> _Task_
Your answer should be every line of the records that contains the word "void".

> _Material for this exercise_
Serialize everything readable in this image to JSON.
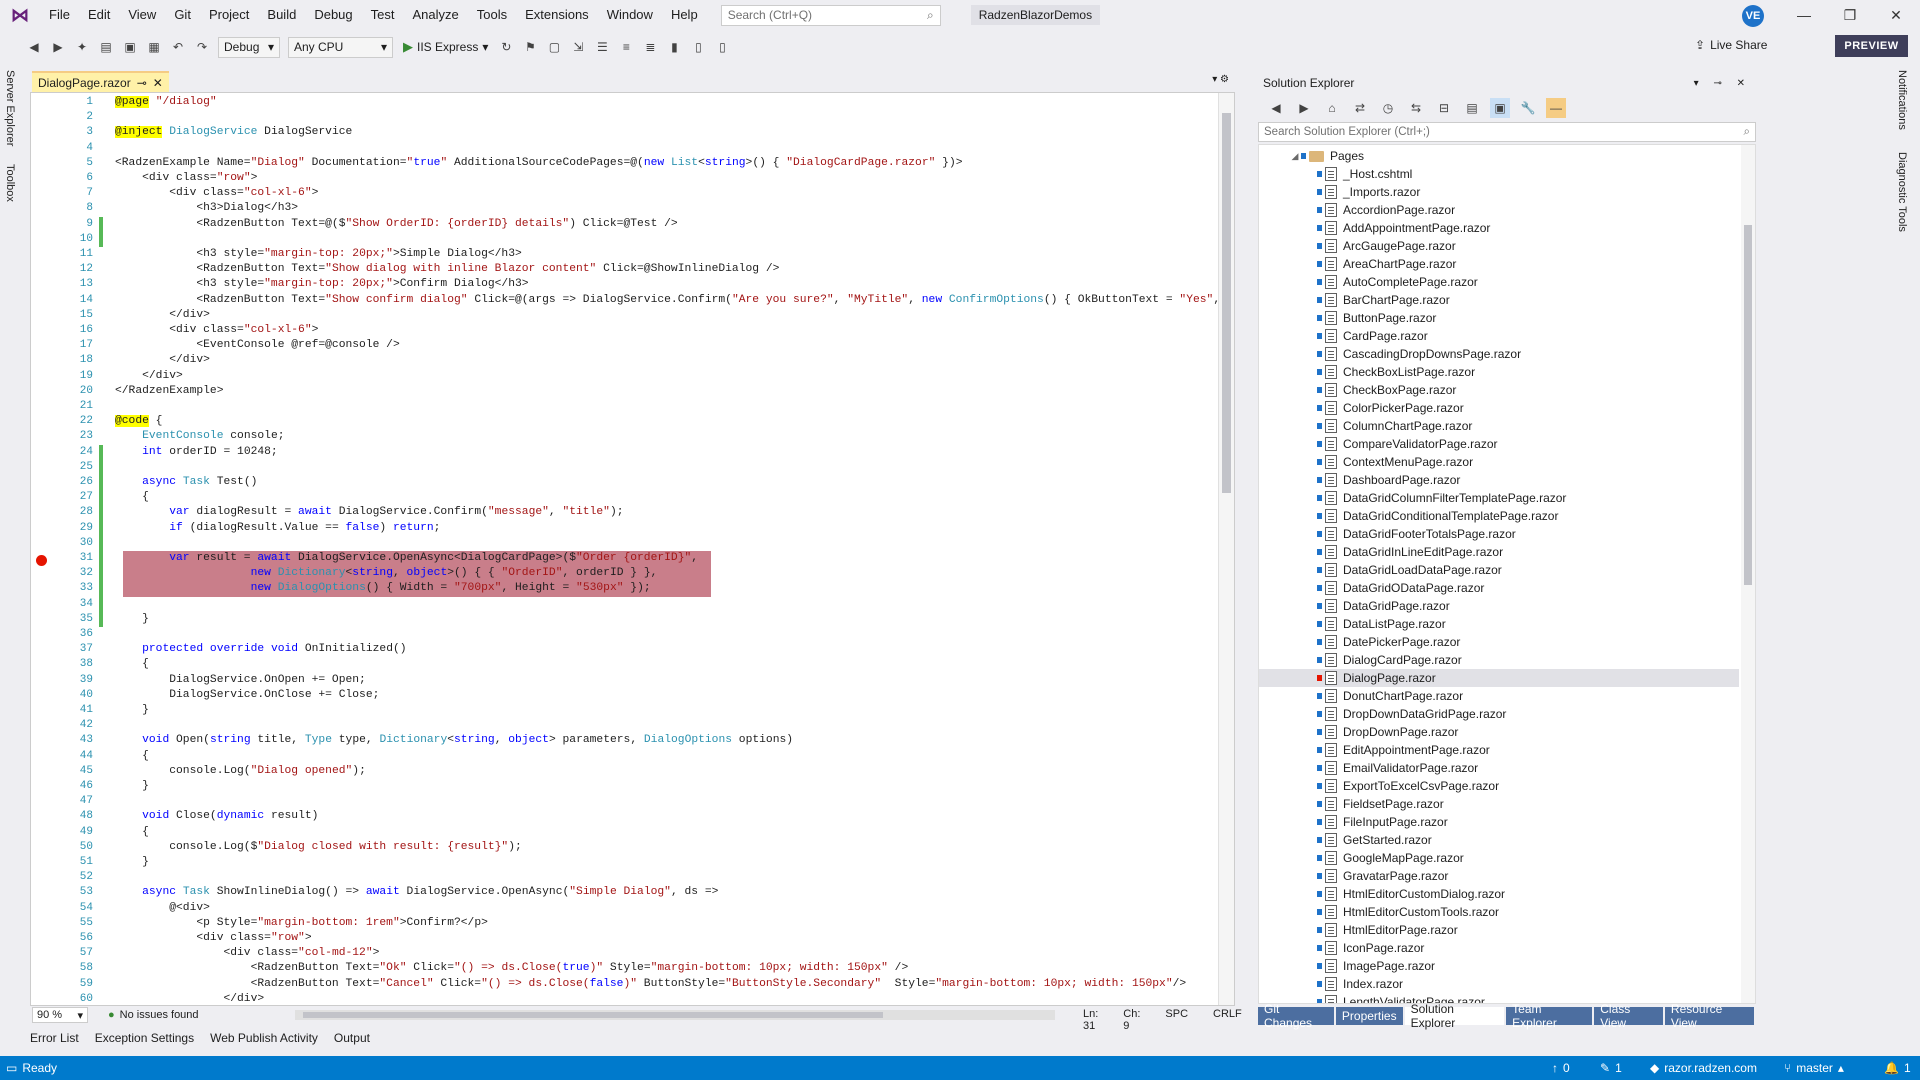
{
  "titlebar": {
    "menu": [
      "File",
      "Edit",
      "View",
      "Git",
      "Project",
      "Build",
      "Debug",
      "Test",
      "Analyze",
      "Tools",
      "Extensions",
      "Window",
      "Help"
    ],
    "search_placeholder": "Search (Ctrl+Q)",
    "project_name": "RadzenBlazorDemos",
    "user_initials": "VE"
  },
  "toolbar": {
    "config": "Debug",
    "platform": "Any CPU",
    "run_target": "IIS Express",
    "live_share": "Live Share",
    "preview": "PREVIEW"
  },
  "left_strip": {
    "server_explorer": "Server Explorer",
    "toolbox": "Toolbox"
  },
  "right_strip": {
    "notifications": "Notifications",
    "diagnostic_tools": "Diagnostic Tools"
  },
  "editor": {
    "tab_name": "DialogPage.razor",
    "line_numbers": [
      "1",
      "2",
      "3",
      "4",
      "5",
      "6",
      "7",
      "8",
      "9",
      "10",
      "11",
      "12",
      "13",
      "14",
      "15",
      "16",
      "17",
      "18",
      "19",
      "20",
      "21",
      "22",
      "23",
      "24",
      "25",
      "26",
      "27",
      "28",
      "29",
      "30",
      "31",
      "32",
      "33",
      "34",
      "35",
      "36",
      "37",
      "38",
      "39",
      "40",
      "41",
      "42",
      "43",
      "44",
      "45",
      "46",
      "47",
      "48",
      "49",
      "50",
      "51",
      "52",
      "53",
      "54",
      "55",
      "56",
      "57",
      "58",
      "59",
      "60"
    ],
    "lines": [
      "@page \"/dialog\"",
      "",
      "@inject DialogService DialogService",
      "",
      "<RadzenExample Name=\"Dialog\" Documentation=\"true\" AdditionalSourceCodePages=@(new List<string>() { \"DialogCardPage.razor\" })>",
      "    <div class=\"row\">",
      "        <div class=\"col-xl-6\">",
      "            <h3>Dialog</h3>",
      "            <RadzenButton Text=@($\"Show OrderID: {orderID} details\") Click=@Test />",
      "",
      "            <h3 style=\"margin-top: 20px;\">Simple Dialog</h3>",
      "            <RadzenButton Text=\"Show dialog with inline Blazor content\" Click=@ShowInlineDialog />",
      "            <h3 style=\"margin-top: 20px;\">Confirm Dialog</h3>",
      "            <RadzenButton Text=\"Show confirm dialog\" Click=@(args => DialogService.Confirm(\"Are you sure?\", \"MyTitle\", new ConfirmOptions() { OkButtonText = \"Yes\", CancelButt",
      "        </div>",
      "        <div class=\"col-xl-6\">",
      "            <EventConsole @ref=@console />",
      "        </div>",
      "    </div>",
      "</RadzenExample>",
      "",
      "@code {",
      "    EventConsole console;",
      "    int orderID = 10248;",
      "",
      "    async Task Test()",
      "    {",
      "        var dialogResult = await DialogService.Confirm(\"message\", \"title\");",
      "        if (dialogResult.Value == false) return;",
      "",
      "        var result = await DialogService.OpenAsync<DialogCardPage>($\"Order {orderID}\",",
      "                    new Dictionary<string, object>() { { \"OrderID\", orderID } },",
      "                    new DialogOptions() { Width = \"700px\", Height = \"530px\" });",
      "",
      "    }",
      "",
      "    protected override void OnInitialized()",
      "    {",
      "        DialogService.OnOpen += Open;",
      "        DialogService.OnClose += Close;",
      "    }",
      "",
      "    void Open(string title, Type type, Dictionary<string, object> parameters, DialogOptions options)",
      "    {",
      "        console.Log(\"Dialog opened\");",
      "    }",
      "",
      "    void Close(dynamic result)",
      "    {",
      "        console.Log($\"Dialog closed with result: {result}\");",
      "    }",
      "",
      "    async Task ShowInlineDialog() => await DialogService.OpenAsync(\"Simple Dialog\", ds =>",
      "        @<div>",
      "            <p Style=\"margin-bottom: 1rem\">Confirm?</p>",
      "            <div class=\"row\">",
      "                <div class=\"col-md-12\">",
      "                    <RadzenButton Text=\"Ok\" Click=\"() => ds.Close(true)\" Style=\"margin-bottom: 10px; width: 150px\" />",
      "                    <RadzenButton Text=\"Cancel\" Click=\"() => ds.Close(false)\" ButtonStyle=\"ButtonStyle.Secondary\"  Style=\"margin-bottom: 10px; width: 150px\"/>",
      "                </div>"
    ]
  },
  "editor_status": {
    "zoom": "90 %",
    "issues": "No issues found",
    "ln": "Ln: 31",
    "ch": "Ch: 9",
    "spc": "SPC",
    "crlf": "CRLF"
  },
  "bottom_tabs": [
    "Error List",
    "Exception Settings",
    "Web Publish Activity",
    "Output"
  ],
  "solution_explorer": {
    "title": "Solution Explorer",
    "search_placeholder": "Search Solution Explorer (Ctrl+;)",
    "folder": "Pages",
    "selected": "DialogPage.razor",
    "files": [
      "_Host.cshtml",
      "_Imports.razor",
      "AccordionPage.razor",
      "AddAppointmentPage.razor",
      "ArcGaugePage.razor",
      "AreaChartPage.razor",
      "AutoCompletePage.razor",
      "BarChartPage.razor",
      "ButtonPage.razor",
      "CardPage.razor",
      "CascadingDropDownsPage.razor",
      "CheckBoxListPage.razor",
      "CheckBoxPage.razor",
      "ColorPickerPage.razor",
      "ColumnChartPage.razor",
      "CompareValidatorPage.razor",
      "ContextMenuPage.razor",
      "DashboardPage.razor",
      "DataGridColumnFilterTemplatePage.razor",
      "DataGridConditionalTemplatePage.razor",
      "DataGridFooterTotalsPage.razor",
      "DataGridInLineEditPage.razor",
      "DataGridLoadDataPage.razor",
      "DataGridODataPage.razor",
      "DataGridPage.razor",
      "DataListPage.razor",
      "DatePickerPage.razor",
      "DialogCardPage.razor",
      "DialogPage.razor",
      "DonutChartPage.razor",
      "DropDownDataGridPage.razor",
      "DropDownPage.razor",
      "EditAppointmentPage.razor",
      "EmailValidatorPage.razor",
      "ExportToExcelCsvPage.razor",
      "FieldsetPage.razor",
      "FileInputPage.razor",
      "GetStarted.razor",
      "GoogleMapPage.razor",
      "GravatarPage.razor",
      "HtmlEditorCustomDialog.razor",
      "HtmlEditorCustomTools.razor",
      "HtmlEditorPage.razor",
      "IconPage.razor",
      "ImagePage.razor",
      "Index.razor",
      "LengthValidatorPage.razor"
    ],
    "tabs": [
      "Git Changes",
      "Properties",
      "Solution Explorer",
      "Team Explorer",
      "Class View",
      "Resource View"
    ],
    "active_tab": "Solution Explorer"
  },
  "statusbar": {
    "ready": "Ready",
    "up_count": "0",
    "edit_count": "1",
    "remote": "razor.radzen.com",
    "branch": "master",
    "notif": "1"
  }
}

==

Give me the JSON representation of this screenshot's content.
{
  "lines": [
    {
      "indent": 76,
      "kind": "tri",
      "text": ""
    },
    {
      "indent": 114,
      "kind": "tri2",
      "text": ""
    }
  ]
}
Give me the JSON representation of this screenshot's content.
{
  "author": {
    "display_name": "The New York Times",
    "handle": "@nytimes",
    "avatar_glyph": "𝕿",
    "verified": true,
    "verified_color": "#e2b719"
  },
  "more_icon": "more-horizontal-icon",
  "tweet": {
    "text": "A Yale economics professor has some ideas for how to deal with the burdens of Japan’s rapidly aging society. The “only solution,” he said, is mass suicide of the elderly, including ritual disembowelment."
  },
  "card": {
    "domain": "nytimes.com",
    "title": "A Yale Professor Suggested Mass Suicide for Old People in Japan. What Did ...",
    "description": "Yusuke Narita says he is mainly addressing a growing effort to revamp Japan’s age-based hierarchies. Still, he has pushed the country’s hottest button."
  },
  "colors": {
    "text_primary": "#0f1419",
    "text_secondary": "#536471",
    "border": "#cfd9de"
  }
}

> _Solution to this exercise_
      "    protected override void OnInitialized()",
      "    void Open(string title, Type type, Dictionary<string, object> parameters, DialogOptions options)",
      "    void Close(dynamic result)",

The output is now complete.